=== Section Start ===

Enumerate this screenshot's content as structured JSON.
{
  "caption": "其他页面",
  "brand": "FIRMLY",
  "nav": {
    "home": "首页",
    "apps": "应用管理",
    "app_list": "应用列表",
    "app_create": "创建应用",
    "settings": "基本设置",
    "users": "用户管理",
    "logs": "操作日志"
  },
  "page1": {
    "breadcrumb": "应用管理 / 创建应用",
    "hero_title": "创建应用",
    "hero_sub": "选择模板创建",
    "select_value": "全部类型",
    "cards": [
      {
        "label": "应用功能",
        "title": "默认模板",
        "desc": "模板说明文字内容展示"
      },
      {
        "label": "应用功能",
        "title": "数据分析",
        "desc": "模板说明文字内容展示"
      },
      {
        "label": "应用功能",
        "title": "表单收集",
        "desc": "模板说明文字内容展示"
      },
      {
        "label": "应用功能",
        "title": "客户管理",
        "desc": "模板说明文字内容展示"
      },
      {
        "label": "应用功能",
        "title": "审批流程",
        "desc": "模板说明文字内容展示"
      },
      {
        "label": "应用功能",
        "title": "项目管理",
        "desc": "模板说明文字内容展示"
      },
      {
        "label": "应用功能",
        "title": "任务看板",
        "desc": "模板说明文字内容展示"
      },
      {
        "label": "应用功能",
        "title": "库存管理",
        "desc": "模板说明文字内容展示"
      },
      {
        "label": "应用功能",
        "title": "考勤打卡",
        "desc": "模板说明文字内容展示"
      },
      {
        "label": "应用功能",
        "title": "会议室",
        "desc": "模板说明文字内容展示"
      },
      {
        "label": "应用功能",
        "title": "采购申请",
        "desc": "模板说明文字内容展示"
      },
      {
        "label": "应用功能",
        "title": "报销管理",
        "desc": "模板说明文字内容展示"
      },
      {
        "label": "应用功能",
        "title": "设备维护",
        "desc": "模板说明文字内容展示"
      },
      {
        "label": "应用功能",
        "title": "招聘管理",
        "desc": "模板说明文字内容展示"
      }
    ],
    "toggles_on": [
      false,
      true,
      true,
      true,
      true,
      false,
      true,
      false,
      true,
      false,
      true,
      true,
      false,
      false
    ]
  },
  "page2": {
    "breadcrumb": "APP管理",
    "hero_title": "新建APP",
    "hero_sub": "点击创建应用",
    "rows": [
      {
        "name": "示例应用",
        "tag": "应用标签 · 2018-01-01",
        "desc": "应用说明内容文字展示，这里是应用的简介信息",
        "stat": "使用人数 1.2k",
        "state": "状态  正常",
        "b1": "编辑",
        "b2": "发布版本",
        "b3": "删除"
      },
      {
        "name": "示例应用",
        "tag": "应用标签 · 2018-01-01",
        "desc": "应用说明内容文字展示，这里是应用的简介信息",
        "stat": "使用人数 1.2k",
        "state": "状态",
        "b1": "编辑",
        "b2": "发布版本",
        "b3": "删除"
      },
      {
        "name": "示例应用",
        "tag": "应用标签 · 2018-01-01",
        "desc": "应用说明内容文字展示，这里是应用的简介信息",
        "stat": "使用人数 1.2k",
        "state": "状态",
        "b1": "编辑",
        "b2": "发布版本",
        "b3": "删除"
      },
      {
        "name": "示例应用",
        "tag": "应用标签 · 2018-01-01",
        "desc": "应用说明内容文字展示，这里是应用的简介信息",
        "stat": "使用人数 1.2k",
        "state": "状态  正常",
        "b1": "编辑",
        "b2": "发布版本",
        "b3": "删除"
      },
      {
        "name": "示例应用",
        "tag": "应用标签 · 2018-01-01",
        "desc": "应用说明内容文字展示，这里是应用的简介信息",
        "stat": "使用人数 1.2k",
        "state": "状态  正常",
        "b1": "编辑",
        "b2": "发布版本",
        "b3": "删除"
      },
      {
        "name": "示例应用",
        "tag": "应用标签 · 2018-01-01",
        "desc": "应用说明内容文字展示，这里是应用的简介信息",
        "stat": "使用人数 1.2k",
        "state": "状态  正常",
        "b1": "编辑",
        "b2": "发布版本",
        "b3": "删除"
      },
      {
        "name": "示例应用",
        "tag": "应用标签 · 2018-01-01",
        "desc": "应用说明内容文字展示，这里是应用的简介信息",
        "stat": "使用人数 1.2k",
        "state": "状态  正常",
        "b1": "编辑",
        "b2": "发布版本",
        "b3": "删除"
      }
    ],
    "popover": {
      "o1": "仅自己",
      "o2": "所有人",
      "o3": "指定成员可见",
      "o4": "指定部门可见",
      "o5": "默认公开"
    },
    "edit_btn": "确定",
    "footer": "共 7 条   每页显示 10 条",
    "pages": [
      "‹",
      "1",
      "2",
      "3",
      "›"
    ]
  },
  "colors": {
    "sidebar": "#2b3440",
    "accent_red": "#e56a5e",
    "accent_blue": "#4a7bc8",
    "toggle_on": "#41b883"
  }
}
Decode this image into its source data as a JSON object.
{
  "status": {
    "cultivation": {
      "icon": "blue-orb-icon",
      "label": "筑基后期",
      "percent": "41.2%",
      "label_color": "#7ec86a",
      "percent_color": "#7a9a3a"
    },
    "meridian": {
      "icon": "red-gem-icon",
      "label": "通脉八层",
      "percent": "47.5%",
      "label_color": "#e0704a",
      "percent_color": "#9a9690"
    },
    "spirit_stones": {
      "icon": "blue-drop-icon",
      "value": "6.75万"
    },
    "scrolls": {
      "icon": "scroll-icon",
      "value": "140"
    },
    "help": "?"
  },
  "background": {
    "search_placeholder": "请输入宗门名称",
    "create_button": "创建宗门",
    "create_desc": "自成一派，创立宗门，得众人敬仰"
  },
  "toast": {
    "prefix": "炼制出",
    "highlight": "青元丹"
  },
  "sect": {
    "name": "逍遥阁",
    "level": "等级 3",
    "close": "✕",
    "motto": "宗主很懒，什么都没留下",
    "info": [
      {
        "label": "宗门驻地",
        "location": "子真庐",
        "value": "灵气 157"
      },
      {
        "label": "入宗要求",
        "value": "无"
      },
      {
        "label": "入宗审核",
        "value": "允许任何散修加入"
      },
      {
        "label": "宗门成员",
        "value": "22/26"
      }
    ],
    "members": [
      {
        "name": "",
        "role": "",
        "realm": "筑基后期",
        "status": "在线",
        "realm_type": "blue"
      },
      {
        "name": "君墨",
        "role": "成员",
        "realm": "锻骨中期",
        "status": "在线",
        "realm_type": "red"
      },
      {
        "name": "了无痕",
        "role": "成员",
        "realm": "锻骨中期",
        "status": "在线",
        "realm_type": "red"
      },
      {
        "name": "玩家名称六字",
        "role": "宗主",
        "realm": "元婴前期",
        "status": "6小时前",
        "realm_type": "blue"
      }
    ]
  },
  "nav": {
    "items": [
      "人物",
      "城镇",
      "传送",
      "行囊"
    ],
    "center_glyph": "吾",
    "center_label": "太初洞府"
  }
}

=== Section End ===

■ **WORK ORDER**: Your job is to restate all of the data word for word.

■ **PROBLEM SOLUTION**:
Enumerate this screenshot's content as structured JSON.
{
  "caption": "其他页面",
  "brand": "FIRMLY",
  "nav": {
    "home": "首页",
    "apps": "应用管理",
    "app_list": "应用列表",
    "app_create": "创建应用",
    "settings": "基本设置",
    "users": "用户管理",
    "logs": "操作日志"
  },
  "page1": {
    "breadcrumb": "应用管理 / 创建应用",
    "hero_title": "创建应用",
    "hero_sub": "选择模板创建",
    "select_value": "全部类型",
    "cards": [
      {
        "label": "应用功能",
        "title": "默认模板",
        "desc": "模板说明文字内容展示"
      },
      {
        "label": "应用功能",
        "title": "数据分析",
        "desc": "模板说明文字内容展示"
      },
      {
        "label": "应用功能",
        "title": "表单收集",
        "desc": "模板说明文字内容展示"
      },
      {
        "label": "应用功能",
        "title": "客户管理",
        "desc": "模板说明文字内容展示"
      },
      {
        "label": "应用功能",
        "title": "审批流程",
        "desc": "模板说明文字内容展示"
      },
      {
        "label": "应用功能",
        "title": "项目管理",
        "desc": "模板说明文字内容展示"
      },
      {
        "label": "应用功能",
        "title": "任务看板",
        "desc": "模板说明文字内容展示"
      },
      {
        "label": "应用功能",
        "title": "库存管理",
        "desc": "模板说明文字内容展示"
      },
      {
        "label": "应用功能",
        "title": "考勤打卡",
        "desc": "模板说明文字内容展示"
      },
      {
        "label": "应用功能",
        "title": "会议室",
        "desc": "模板说明文字内容展示"
      },
      {
        "label": "应用功能",
        "title": "采购申请",
        "desc": "模板说明文字内容展示"
      },
      {
        "label": "应用功能",
        "title": "报销管理",
        "desc": "模板说明文字内容展示"
      },
      {
        "label": "应用功能",
        "title": "设备维护",
        "desc": "模板说明文字内容展示"
      },
      {
        "label": "应用功能",
        "title": "招聘管理",
        "desc": "模板说明文字内容展示"
      }
    ],
    "toggles_on": [
      false,
      true,
      true,
      true,
      true,
      false,
      true,
      false,
      true,
      false,
      true,
      true,
      false,
      false
    ]
  },
  "page2": {
    "breadcrumb": "APP管理",
    "hero_title": "新建APP",
    "hero_sub": "点击创建应用",
    "rows": [
      {
        "name": "示例应用",
        "tag": "应用标签 · 2018-01-01",
        "desc": "应用说明内容文字展示，这里是应用的简介信息",
        "stat": "使用人数 1.2k",
        "state": "状态  正常",
        "b1": "编辑",
        "b2": "发布版本",
        "b3": "删除"
      },
      {
        "name": "示例应用",
        "tag": "应用标签 · 2018-01-01",
        "desc": "应用说明内容文字展示，这里是应用的简介信息",
        "stat": "使用人数 1.2k",
        "state": "状态",
        "b1": "编辑",
        "b2": "发布版本",
        "b3": "删除"
      },
      {
        "name": "示例应用",
        "tag": "应用标签 · 2018-01-01",
        "desc": "应用说明内容文字展示，这里是应用的简介信息",
        "stat": "使用人数 1.2k",
        "state": "状态",
        "b1": "编辑",
        "b2": "发布版本",
        "b3": "删除"
      },
      {
        "name": "示例应用",
        "tag": "应用标签 · 2018-01-01",
        "desc": "应用说明内容文字展示，这里是应用的简介信息",
        "stat": "使用人数 1.2k",
        "state": "状态  正常",
        "b1": "编辑",
        "b2": "发布版本",
        "b3": "删除"
      },
      {
        "name": "示例应用",
        "tag": "应用标签 · 2018-01-01",
        "desc": "应用说明内容文字展示，这里是应用的简介信息",
        "stat": "使用人数 1.2k",
        "state": "状态  正常",
        "b1": "编辑",
        "b2": "发布版本",
        "b3": "删除"
      },
      {
        "name": "示例应用",
        "tag": "应用标签 · 2018-01-01",
        "desc": "应用说明内容文字展示，这里是应用的简介信息",
        "stat": "使用人数 1.2k",
        "state": "状态  正常",
        "b1": "编辑",
        "b2": "发布版本",
        "b3": "删除"
      },
      {
        "name": "示例应用",
        "tag": "应用标签 · 2018-01-01",
        "desc": "应用说明内容文字展示，这里是应用的简介信息",
        "stat": "使用人数 1.2k",
        "state": "状态  正常",
        "b1": "编辑",
        "b2": "发布版本",
        "b3": "删除"
      }
    ],
    "popover": {
      "o1": "仅自己",
      "o2": "所有人",
      "o3": "指定成员可见",
      "o4": "指定部门可见",
      "o5": "默认公开"
    },
    "edit_btn": "确定",
    "footer": "共 7 条   每页显示 10 条",
    "pages": [
      "‹",
      "1",
      "2",
      "3",
      "›"
    ]
  },
  "colors": {
    "sidebar": "#2b3440",
    "accent_red": "#e56a5e",
    "accent_blue": "#4a7bc8",
    "toggle_on": "#41b883"
  }
}
Decode this image into its source data as a JSON object.
{
  "status": {
    "cultivation": {
      "icon": "blue-orb-icon",
      "label": "筑基后期",
      "percent": "41.2%",
      "label_color": "#7ec86a",
      "percent_color": "#7a9a3a"
    },
    "meridian": {
      "icon": "red-gem-icon",
      "label": "通脉八层",
      "percent": "47.5%",
      "label_color": "#e0704a",
      "percent_color": "#9a9690"
    },
    "spirit_stones": {
      "icon": "blue-drop-icon",
      "value": "6.75万"
    },
    "scrolls": {
      "icon": "scroll-icon",
      "value": "140"
    },
    "help": "?"
  },
  "background": {
    "search_placeholder": "请输入宗门名称",
    "create_button": "创建宗门",
    "create_desc": "自成一派，创立宗门，得众人敬仰"
  },
  "toast": {
    "prefix": "炼制出",
    "highlight": "青元丹"
  },
  "sect": {
    "name": "逍遥阁",
    "level": "等级 3",
    "close": "✕",
    "motto": "宗主很懒，什么都没留下",
    "info": [
      {
        "label": "宗门驻地",
        "location": "子真庐",
        "value": "灵气 157"
      },
      {
        "label": "入宗要求",
        "value": "无"
      },
      {
        "label": "入宗审核",
        "value": "允许任何散修加入"
      },
      {
        "label": "宗门成员",
        "value": "22/26"
      }
    ],
    "members": [
      {
        "name": "",
        "role": "",
        "realm": "筑基后期",
        "status": "在线",
        "realm_type": "blue"
      },
      {
        "name": "君墨",
        "role": "成员",
        "realm": "锻骨中期",
        "status": "在线",
        "realm_type": "red"
      },
      {
        "name": "了无痕",
        "role": "成员",
        "realm": "锻骨中期",
        "status": "在线",
        "realm_type": "red"
      },
      {
        "name": "玩家名称六字",
        "role": "宗主",
        "realm": "元婴前期",
        "status": "6小时前",
        "realm_type": "blue"
      }
    ]
  },
  "nav": {
    "items": [
      "人物",
      "城镇",
      "传送",
      "行囊"
    ],
    "center_glyph": "吾",
    "center_label": "太初洞府"
  }
}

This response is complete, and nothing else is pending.